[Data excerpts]
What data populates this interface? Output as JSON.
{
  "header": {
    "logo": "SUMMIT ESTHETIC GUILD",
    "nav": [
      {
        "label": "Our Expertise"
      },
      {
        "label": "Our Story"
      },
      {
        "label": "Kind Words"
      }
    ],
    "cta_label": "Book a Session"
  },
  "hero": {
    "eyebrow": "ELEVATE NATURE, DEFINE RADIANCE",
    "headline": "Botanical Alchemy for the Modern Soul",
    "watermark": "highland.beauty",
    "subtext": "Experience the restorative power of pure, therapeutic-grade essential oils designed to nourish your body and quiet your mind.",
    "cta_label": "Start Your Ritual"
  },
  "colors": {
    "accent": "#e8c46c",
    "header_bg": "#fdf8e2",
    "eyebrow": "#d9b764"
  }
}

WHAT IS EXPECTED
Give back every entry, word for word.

RESPONSE TO THIS EXERCISE
What data populates this interface? Output as JSON.
{
  "header": {
    "logo": "SUMMIT ESTHETIC GUILD",
    "nav": [
      {
        "label": "Our Expertise"
      },
      {
        "label": "Our Story"
      },
      {
        "label": "Kind Words"
      }
    ],
    "cta_label": "Book a Session"
  },
  "hero": {
    "eyebrow": "ELEVATE NATURE, DEFINE RADIANCE",
    "headline": "Botanical Alchemy for the Modern Soul",
    "watermark": "highland.beauty",
    "subtext": "Experience the restorative power of pure, therapeutic-grade essential oils designed to nourish your body and quiet your mind.",
    "cta_label": "Start Your Ritual"
  },
  "colors": {
    "accent": "#e8c46c",
    "header_bg": "#fdf8e2",
    "eyebrow": "#d9b764"
  }
}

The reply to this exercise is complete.